Cuff-down socks are the more “traditional” way to knit socks, and many of us have our basic cuff-down sock recipe or technique down pat. In fact, toe-up sock knitting gives some knitters fits, and for a pretty good reason. When you’re working a cuff down sock, and you make the sock a bit too short or too long, all you have to rip out is the toe. Just 1.5 – 2″ of knitting to redo. No big deal, right? If you make a toe up sock and it’s too short or too long, you are stuck ripping WAAAY back, to before the gusset increases, and losing a ton of knitting time. This is most likely due to a row gauge issue.
Because stitch gauge is inarguably more important to achieve than row gauge in most patterns, that’s what we aim for, and if we achieve stitch gauge (or a close approximation of it), we find ourselves content, and we begin our projects. But, it’s not uncommon to achieve stitch gauge and NOT achieve row gauge. Generally, we can fix that by working to a certain length, instead of the stated number of rows, but when that length is actually dependent on row gauge, as it is for a toe-up sock gusset, you could find yourself with a sock that doesn’t fit the way you need it to. There is a fairly easy way to figure out how to accommodate a row gauge discrepancy, and that is with a few key pieces of information: you need to know the row gauge YOU are getting, and how many rows the gusset takes up. That’s it. Know these numbers, and you can figure out how many inches your gusset will take up.
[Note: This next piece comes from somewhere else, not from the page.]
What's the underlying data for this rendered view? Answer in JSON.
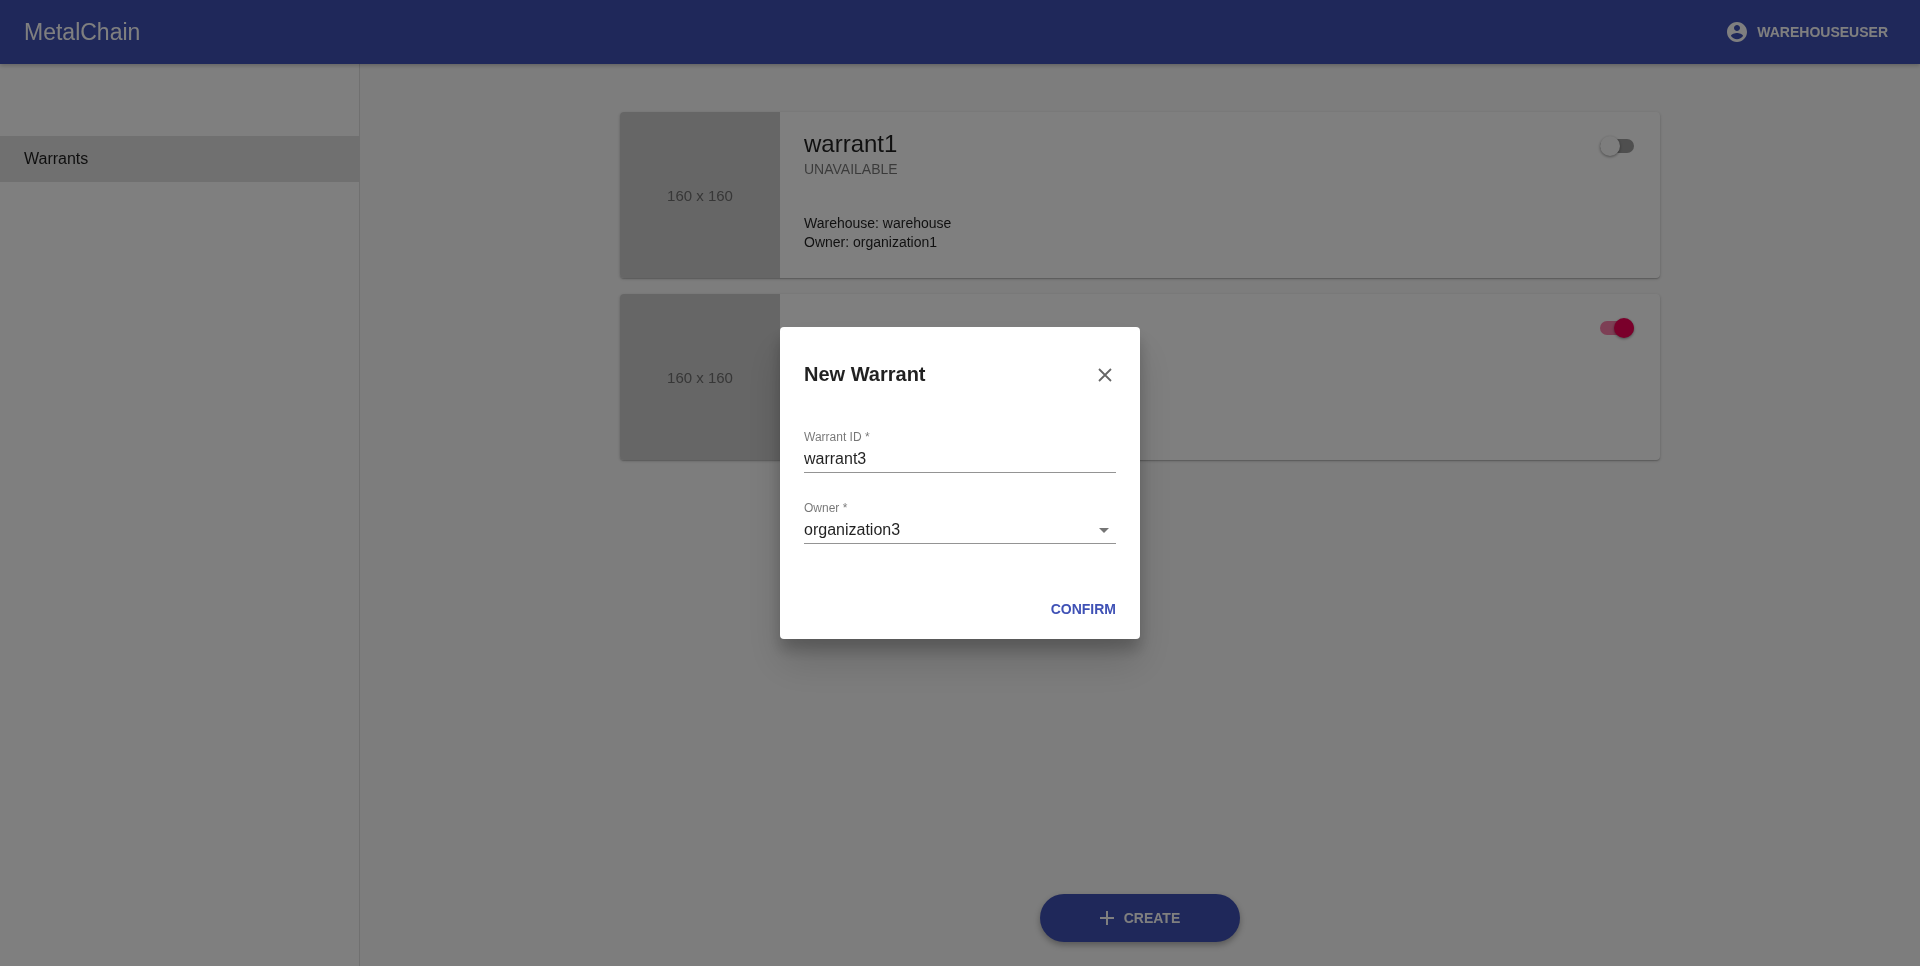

Here’s the formula:
- Gusset Rows DIVIDED BY Row Gauge over 1″ EQUALS Gusset Length
- Foot Length – Heel Turn Length – Length of Gusset = Where to begin Gusset Increases.
- For Heel Turn Length: add approximately .25″ for the Heel Turn.
SO, in practice, and using the numbers from my Sundae Socks pattern (size Medium), here is what the formula looks like:
28 Gusset Rows / 8.75 sts to 1″ = 3.2″ Gusset Length + .25″ for the Heel Turn = 3.5″.
Subtract that number from the total length of your foot (in my case, an embarrassing 10″), so I start my heel increases at 6.5″ every time I’m using fingering weight socks and 60 sts. Ta-Da!
I hope this helps in your quest for toe-up knitterly nirvana. It’s one of those really simple but really basic formulas that can make a world of difference in your knitterly happiness.